Data for analysis START

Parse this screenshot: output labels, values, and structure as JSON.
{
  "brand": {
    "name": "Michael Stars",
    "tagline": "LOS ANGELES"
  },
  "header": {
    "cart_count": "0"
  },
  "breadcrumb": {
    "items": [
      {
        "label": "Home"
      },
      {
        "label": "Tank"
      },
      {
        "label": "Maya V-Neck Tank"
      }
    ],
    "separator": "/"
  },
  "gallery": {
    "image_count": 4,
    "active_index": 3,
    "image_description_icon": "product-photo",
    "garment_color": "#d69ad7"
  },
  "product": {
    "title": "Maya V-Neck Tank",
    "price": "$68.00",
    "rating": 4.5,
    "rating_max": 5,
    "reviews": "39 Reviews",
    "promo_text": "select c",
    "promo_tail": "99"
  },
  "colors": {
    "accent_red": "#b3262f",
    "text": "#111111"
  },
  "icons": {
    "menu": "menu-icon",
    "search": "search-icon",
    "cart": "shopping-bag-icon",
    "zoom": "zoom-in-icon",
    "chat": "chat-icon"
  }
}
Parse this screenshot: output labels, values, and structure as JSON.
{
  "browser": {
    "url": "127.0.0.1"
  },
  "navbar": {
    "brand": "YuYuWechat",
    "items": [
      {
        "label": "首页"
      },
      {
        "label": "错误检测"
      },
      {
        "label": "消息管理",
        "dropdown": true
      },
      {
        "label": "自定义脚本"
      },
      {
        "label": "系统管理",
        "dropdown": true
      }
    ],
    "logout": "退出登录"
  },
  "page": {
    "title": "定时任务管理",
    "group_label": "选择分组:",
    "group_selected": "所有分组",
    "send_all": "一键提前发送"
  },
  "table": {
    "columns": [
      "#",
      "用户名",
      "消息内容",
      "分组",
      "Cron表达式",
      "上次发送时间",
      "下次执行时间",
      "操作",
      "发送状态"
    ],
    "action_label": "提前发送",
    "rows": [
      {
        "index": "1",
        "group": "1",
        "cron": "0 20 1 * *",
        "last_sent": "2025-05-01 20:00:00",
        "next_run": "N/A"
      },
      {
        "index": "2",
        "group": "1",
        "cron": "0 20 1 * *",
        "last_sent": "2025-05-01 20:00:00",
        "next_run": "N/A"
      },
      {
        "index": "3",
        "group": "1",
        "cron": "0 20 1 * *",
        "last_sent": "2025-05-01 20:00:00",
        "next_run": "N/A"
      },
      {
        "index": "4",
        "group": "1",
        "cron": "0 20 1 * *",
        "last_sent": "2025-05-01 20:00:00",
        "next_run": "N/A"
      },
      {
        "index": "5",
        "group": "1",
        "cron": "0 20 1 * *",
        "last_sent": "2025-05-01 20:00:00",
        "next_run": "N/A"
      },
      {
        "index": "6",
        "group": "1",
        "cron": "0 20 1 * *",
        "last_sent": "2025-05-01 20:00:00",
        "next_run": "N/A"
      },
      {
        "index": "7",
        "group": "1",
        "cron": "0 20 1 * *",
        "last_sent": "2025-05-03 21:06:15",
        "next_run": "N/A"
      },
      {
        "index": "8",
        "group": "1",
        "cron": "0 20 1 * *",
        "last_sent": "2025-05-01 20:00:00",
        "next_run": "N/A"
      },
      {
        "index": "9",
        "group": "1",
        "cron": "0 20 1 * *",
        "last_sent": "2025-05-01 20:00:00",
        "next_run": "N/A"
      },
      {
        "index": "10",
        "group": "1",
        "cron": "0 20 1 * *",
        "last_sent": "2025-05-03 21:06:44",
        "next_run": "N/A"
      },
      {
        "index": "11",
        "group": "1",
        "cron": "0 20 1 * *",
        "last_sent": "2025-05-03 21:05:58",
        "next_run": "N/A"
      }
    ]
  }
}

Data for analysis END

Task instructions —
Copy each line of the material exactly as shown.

Worked solution —
Parse this screenshot: output labels, values, and structure as JSON.
{
  "brand": {
    "name": "Michael Stars",
    "tagline": "LOS ANGELES"
  },
  "header": {
    "cart_count": "0"
  },
  "breadcrumb": {
    "items": [
      {
        "label": "Home"
      },
      {
        "label": "Tank"
      },
      {
        "label": "Maya V-Neck Tank"
      }
    ],
    "separator": "/"
  },
  "gallery": {
    "image_count": 4,
    "active_index": 3,
    "image_description_icon": "product-photo",
    "garment_color": "#d69ad7"
  },
  "product": {
    "title": "Maya V-Neck Tank",
    "price": "$68.00",
    "rating": 4.5,
    "rating_max": 5,
    "reviews": "39 Reviews",
    "promo_text": "select c",
    "promo_tail": "99"
  },
  "colors": {
    "accent_red": "#b3262f",
    "text": "#111111"
  },
  "icons": {
    "menu": "menu-icon",
    "search": "search-icon",
    "cart": "shopping-bag-icon",
    "zoom": "zoom-in-icon",
    "chat": "chat-icon"
  }
}
Parse this screenshot: output labels, values, and structure as JSON.
{
  "browser": {
    "url": "127.0.0.1"
  },
  "navbar": {
    "brand": "YuYuWechat",
    "items": [
      {
        "label": "首页"
      },
      {
        "label": "错误检测"
      },
      {
        "label": "消息管理",
        "dropdown": true
      },
      {
        "label": "自定义脚本"
      },
      {
        "label": "系统管理",
        "dropdown": true
      }
    ],
    "logout": "退出登录"
  },
  "page": {
    "title": "定时任务管理",
    "group_label": "选择分组:",
    "group_selected": "所有分组",
    "send_all": "一键提前发送"
  },
  "table": {
    "columns": [
      "#",
      "用户名",
      "消息内容",
      "分组",
      "Cron表达式",
      "上次发送时间",
      "下次执行时间",
      "操作",
      "发送状态"
    ],
    "action_label": "提前发送",
    "rows": [
      {
        "index": "1",
        "group": "1",
        "cron": "0 20 1 * *",
        "last_sent": "2025-05-01 20:00:00",
        "next_run": "N/A"
      },
      {
        "index": "2",
        "group": "1",
        "cron": "0 20 1 * *",
        "last_sent": "2025-05-01 20:00:00",
        "next_run": "N/A"
      },
      {
        "index": "3",
        "group": "1",
        "cron": "0 20 1 * *",
        "last_sent": "2025-05-01 20:00:00",
        "next_run": "N/A"
      },
      {
        "index": "4",
        "group": "1",
        "cron": "0 20 1 * *",
        "last_sent": "2025-05-01 20:00:00",
        "next_run": "N/A"
      },
      {
        "index": "5",
        "group": "1",
        "cron": "0 20 1 * *",
        "last_sent": "2025-05-01 20:00:00",
        "next_run": "N/A"
      },
      {
        "index": "6",
        "group": "1",
        "cron": "0 20 1 * *",
        "last_sent": "2025-05-01 20:00:00",
        "next_run": "N/A"
      },
      {
        "index": "7",
        "group": "1",
        "cron": "0 20 1 * *",
        "last_sent": "2025-05-03 21:06:15",
        "next_run": "N/A"
      },
      {
        "index": "8",
        "group": "1",
        "cron": "0 20 1 * *",
        "last_sent": "2025-05-01 20:00:00",
        "next_run": "N/A"
      },
      {
        "index": "9",
        "group": "1",
        "cron": "0 20 1 * *",
        "last_sent": "2025-05-01 20:00:00",
        "next_run": "N/A"
      },
      {
        "index": "10",
        "group": "1",
        "cron": "0 20 1 * *",
        "last_sent": "2025-05-03 21:06:44",
        "next_run": "N/A"
      },
      {
        "index": "11",
        "group": "1",
        "cron": "0 20 1 * *",
        "last_sent": "2025-05-03 21:05:58",
        "next_run": "N/A"
      }
    ]
  }
}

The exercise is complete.